INSTRUCTIONS FOR THE TASK:
Set down all of the records exactly.

Website and app data records:

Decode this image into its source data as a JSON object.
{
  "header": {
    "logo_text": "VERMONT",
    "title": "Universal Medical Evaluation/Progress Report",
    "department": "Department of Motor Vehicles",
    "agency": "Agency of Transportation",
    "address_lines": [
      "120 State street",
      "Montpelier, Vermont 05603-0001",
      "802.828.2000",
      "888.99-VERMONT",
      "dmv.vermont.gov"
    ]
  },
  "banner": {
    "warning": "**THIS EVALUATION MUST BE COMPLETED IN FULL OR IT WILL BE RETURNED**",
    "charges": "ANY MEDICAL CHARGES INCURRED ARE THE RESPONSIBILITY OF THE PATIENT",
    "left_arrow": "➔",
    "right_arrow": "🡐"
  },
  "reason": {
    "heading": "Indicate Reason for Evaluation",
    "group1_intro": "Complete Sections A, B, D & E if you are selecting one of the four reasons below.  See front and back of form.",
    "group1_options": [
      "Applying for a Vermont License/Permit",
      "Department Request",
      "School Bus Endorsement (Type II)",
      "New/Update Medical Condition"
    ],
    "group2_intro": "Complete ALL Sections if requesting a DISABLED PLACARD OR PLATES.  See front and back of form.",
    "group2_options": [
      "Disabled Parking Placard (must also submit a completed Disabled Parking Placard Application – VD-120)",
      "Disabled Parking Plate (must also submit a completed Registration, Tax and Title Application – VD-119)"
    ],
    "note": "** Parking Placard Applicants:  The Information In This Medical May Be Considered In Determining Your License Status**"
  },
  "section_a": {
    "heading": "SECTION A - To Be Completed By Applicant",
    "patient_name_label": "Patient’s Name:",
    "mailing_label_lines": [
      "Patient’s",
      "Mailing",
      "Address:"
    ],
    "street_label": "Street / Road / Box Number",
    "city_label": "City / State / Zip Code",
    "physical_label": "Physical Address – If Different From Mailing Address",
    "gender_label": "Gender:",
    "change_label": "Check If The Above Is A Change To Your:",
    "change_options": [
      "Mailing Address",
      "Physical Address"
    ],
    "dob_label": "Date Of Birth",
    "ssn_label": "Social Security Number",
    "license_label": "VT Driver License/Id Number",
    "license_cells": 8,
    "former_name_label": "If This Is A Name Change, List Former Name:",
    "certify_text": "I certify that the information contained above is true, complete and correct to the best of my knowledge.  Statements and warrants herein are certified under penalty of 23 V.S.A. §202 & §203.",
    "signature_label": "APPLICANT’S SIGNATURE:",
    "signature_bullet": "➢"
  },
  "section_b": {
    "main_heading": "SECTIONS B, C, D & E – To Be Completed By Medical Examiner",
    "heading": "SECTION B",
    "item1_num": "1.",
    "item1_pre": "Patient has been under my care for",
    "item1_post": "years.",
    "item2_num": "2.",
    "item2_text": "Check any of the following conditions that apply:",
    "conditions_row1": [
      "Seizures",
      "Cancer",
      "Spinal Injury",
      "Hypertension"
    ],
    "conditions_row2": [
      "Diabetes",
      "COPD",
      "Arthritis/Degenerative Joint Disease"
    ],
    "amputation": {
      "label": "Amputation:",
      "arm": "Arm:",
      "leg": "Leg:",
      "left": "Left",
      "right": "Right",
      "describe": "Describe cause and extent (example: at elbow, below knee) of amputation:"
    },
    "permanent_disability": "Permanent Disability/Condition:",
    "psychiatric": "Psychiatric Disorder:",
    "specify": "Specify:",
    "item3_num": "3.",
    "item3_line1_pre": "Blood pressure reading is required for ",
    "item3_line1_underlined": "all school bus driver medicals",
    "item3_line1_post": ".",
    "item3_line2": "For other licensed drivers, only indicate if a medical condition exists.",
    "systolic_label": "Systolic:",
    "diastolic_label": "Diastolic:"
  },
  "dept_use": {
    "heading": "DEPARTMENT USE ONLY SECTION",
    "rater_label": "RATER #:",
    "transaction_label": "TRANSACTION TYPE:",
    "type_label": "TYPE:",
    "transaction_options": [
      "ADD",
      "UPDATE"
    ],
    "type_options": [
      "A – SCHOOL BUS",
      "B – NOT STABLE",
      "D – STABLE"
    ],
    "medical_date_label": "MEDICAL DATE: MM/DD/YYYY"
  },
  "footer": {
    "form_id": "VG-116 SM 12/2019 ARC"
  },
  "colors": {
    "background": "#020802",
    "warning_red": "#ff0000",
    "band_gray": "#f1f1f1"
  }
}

SOLUTION FOR THIS TASK:
Decode this image into its source data as a JSON object.
{
  "header": {
    "logo_text": "VERMONT",
    "title": "Universal Medical Evaluation/Progress Report",
    "department": "Department of Motor Vehicles",
    "agency": "Agency of Transportation",
    "address_lines": [
      "120 State street",
      "Montpelier, Vermont 05603-0001",
      "802.828.2000",
      "888.99-VERMONT",
      "dmv.vermont.gov"
    ]
  },
  "banner": {
    "warning": "**THIS EVALUATION MUST BE COMPLETED IN FULL OR IT WILL BE RETURNED**",
    "charges": "ANY MEDICAL CHARGES INCURRED ARE THE RESPONSIBILITY OF THE PATIENT",
    "left_arrow": "➔",
    "right_arrow": "🡐"
  },
  "reason": {
    "heading": "Indicate Reason for Evaluation",
    "group1_intro": "Complete Sections A, B, D & E if you are selecting one of the four reasons below.  See front and back of form.",
    "group1_options": [
      "Applying for a Vermont License/Permit",
      "Department Request",
      "School Bus Endorsement (Type II)",
      "New/Update Medical Condition"
    ],
    "group2_intro": "Complete ALL Sections if requesting a DISABLED PLACARD OR PLATES.  See front and back of form.",
    "group2_options": [
      "Disabled Parking Placard (must also submit a completed Disabled Parking Placard Application – VD-120)",
      "Disabled Parking Plate (must also submit a completed Registration, Tax and Title Application – VD-119)"
    ],
    "note": "** Parking Placard Applicants:  The Information In This Medical May Be Considered In Determining Your License Status**"
  },
  "section_a": {
    "heading": "SECTION A - To Be Completed By Applicant",
    "patient_name_label": "Patient’s Name:",
    "mailing_label_lines": [
      "Patient’s",
      "Mailing",
      "Address:"
    ],
    "street_label": "Street / Road / Box Number",
    "city_label": "City / State / Zip Code",
    "physical_label": "Physical Address – If Different From Mailing Address",
    "gender_label": "Gender:",
    "change_label": "Check If The Above Is A Change To Your:",
    "change_options": [
      "Mailing Address",
      "Physical Address"
    ],
    "dob_label": "Date Of Birth",
    "ssn_label": "Social Security Number",
    "license_label": "VT Driver License/Id Number",
    "license_cells": 8,
    "former_name_label": "If This Is A Name Change, List Former Name:",
    "certify_text": "I certify that the information contained above is true, complete and correct to the best of my knowledge.  Statements and warrants herein are certified under penalty of 23 V.S.A. §202 & §203.",
    "signature_label": "APPLICANT’S SIGNATURE:",
    "signature_bullet": "➢"
  },
  "section_b": {
    "main_heading": "SECTIONS B, C, D & E – To Be Completed By Medical Examiner",
    "heading": "SECTION B",
    "item1_num": "1.",
    "item1_pre": "Patient has been under my care for",
    "item1_post": "years.",
    "item2_num": "2.",
    "item2_text": "Check any of the following conditions that apply:",
    "conditions_row1": [
      "Seizures",
      "Cancer",
      "Spinal Injury",
      "Hypertension"
    ],
    "conditions_row2": [
      "Diabetes",
      "COPD",
      "Arthritis/Degenerative Joint Disease"
    ],
    "amputation": {
      "label": "Amputation:",
      "arm": "Arm:",
      "leg": "Leg:",
      "left": "Left",
      "right": "Right",
      "describe": "Describe cause and extent (example: at elbow, below knee) of amputation:"
    },
    "permanent_disability": "Permanent Disability/Condition:",
    "psychiatric": "Psychiatric Disorder:",
    "specify": "Specify:",
    "item3_num": "3.",
    "item3_line1_pre": "Blood pressure reading is required for ",
    "item3_line1_underlined": "all school bus driver medicals",
    "item3_line1_post": ".",
    "item3_line2": "For other licensed drivers, only indicate if a medical condition exists.",
    "systolic_label": "Systolic:",
    "diastolic_label": "Diastolic:"
  },
  "dept_use": {
    "heading": "DEPARTMENT USE ONLY SECTION",
    "rater_label": "RATER #:",
    "transaction_label": "TRANSACTION TYPE:",
    "type_label": "TYPE:",
    "transaction_options": [
      "ADD",
      "UPDATE"
    ],
    "type_options": [
      "A – SCHOOL BUS",
      "B – NOT STABLE",
      "D – STABLE"
    ],
    "medical_date_label": "MEDICAL DATE: MM/DD/YYYY"
  },
  "footer": {
    "form_id": "VG-116 SM 12/2019 ARC"
  },
  "colors": {
    "background": "#020802",
    "warning_red": "#ff0000",
    "band_gray": "#f1f1f1"
  }
}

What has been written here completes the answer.